[INPUT RECORDS Boundary: Start]

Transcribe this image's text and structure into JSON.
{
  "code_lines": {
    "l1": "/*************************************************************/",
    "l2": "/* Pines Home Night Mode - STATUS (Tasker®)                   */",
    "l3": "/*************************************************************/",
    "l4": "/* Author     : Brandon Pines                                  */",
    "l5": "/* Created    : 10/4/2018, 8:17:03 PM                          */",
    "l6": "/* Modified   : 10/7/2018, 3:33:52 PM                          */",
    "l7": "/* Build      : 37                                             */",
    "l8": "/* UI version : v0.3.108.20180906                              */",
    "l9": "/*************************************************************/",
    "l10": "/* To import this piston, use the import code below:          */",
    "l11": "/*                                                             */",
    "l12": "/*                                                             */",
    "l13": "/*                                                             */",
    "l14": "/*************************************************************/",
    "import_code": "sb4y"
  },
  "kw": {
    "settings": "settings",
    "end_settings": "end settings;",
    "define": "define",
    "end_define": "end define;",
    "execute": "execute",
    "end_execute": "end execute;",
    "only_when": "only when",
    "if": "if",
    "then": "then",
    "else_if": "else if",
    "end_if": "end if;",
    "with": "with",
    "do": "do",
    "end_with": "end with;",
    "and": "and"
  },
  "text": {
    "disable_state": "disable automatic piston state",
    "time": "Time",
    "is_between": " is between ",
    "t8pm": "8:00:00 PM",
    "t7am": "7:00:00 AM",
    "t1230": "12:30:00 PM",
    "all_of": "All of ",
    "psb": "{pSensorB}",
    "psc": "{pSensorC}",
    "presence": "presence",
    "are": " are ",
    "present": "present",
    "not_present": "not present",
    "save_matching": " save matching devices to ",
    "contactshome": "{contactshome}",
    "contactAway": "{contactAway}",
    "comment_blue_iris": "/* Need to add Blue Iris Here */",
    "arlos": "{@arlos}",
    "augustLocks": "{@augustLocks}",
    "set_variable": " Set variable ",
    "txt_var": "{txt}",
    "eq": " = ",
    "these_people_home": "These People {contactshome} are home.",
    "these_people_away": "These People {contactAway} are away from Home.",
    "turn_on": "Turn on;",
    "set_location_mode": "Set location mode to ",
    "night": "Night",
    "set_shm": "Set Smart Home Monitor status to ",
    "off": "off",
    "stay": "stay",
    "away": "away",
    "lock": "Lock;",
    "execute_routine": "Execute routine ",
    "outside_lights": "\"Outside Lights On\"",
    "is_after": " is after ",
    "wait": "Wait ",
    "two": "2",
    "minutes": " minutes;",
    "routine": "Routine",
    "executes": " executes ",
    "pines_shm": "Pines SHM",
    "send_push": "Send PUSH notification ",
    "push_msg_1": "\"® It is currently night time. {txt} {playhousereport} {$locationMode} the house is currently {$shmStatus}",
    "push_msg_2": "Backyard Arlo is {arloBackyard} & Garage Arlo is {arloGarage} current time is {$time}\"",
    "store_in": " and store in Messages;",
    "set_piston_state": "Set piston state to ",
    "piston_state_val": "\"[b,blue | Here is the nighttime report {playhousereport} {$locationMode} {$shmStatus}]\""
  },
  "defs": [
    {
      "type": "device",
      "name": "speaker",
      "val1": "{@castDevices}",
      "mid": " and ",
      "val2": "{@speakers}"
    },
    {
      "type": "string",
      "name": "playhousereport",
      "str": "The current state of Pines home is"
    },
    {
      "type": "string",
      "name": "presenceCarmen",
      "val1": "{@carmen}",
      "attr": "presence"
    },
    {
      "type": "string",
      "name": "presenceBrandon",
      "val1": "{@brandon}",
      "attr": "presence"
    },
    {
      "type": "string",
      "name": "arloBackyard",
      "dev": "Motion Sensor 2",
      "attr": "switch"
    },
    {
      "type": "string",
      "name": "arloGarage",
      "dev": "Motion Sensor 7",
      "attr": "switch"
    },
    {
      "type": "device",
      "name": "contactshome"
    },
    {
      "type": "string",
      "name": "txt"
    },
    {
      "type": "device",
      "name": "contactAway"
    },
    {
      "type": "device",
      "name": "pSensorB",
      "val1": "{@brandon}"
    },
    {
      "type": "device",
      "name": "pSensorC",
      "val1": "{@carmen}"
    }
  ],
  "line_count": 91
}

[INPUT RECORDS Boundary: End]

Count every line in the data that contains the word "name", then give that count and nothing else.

**REPLY:**
11